▶ **Task**: Each of the records that follow needs an exact reproduction.

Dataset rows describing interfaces
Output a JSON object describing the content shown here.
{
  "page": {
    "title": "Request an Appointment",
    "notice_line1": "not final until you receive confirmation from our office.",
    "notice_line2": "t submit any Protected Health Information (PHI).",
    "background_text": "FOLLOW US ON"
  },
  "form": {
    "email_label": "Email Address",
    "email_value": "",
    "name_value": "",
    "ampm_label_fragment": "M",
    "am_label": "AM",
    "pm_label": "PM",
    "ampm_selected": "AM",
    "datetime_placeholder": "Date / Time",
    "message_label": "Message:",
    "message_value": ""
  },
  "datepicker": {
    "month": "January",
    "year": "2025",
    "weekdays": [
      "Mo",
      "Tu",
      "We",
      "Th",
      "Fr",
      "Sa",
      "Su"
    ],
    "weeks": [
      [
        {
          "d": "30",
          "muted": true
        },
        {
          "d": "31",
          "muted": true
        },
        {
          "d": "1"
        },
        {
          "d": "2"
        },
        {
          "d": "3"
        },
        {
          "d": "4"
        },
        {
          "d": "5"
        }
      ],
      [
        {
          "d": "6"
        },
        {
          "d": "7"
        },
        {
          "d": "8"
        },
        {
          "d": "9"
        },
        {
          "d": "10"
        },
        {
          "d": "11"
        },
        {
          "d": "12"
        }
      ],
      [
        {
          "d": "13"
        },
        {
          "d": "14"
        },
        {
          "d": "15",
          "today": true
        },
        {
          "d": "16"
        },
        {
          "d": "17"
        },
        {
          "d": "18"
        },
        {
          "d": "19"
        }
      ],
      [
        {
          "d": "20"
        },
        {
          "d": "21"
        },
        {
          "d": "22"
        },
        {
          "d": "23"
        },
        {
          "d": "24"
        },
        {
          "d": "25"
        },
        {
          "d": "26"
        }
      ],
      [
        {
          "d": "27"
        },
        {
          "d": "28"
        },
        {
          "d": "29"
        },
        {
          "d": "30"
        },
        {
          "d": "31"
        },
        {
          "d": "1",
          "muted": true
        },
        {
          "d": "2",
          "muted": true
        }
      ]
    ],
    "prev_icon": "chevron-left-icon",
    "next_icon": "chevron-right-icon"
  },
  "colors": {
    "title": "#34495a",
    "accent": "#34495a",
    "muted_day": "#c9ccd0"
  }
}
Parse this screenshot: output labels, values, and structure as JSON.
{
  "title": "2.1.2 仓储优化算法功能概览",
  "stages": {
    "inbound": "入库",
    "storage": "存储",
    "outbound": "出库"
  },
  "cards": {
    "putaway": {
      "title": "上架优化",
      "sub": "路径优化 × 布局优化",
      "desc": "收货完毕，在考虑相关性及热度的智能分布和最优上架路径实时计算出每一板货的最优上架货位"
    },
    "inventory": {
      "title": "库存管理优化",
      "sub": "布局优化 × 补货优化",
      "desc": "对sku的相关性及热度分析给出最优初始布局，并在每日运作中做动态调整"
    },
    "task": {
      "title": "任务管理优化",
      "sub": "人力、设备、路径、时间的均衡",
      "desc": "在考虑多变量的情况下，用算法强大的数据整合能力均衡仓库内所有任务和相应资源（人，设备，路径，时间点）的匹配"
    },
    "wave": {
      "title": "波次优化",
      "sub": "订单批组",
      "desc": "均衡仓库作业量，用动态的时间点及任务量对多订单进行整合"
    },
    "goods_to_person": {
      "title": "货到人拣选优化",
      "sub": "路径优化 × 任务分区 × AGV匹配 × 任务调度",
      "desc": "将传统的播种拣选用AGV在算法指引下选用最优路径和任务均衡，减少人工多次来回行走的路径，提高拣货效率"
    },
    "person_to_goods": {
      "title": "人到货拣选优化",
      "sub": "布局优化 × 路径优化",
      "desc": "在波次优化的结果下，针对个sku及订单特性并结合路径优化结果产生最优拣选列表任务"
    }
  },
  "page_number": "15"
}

▶ **Result**:
Output a JSON object describing the content shown here.
{
  "page": {
    "title": "Request an Appointment",
    "notice_line1": "not final until you receive confirmation from our office.",
    "notice_line2": "t submit any Protected Health Information (PHI).",
    "background_text": "FOLLOW US ON"
  },
  "form": {
    "email_label": "Email Address",
    "email_value": "",
    "name_value": "",
    "ampm_label_fragment": "M",
    "am_label": "AM",
    "pm_label": "PM",
    "ampm_selected": "AM",
    "datetime_placeholder": "Date / Time",
    "message_label": "Message:",
    "message_value": ""
  },
  "datepicker": {
    "month": "January",
    "year": "2025",
    "weekdays": [
      "Mo",
      "Tu",
      "We",
      "Th",
      "Fr",
      "Sa",
      "Su"
    ],
    "weeks": [
      [
        {
          "d": "30",
          "muted": true
        },
        {
          "d": "31",
          "muted": true
        },
        {
          "d": "1"
        },
        {
          "d": "2"
        },
        {
          "d": "3"
        },
        {
          "d": "4"
        },
        {
          "d": "5"
        }
      ],
      [
        {
          "d": "6"
        },
        {
          "d": "7"
        },
        {
          "d": "8"
        },
        {
          "d": "9"
        },
        {
          "d": "10"
        },
        {
          "d": "11"
        },
        {
          "d": "12"
        }
      ],
      [
        {
          "d": "13"
        },
        {
          "d": "14"
        },
        {
          "d": "15",
          "today": true
        },
        {
          "d": "16"
        },
        {
          "d": "17"
        },
        {
          "d": "18"
        },
        {
          "d": "19"
        }
      ],
      [
        {
          "d": "20"
        },
        {
          "d": "21"
        },
        {
          "d": "22"
        },
        {
          "d": "23"
        },
        {
          "d": "24"
        },
        {
          "d": "25"
        },
        {
          "d": "26"
        }
      ],
      [
        {
          "d": "27"
        },
        {
          "d": "28"
        },
        {
          "d": "29"
        },
        {
          "d": "30"
        },
        {
          "d": "31"
        },
        {
          "d": "1",
          "muted": true
        },
        {
          "d": "2",
          "muted": true
        }
      ]
    ],
    "prev_icon": "chevron-left-icon",
    "next_icon": "chevron-right-icon"
  },
  "colors": {
    "title": "#34495a",
    "accent": "#34495a",
    "muted_day": "#c9ccd0"
  }
}
Parse this screenshot: output labels, values, and structure as JSON.
{
  "title": "2.1.2 仓储优化算法功能概览",
  "stages": {
    "inbound": "入库",
    "storage": "存储",
    "outbound": "出库"
  },
  "cards": {
    "putaway": {
      "title": "上架优化",
      "sub": "路径优化 × 布局优化",
      "desc": "收货完毕，在考虑相关性及热度的智能分布和最优上架路径实时计算出每一板货的最优上架货位"
    },
    "inventory": {
      "title": "库存管理优化",
      "sub": "布局优化 × 补货优化",
      "desc": "对sku的相关性及热度分析给出最优初始布局，并在每日运作中做动态调整"
    },
    "task": {
      "title": "任务管理优化",
      "sub": "人力、设备、路径、时间的均衡",
      "desc": "在考虑多变量的情况下，用算法强大的数据整合能力均衡仓库内所有任务和相应资源（人，设备，路径，时间点）的匹配"
    },
    "wave": {
      "title": "波次优化",
      "sub": "订单批组",
      "desc": "均衡仓库作业量，用动态的时间点及任务量对多订单进行整合"
    },
    "goods_to_person": {
      "title": "货到人拣选优化",
      "sub": "路径优化 × 任务分区 × AGV匹配 × 任务调度",
      "desc": "将传统的播种拣选用AGV在算法指引下选用最优路径和任务均衡，减少人工多次来回行走的路径，提高拣货效率"
    },
    "person_to_goods": {
      "title": "人到货拣选优化",
      "sub": "布局优化 × 路径优化",
      "desc": "在波次优化的结果下，针对个sku及订单特性并结合路径优化结果产生最优拣选列表任务"
    }
  },
  "page_number": "15"
}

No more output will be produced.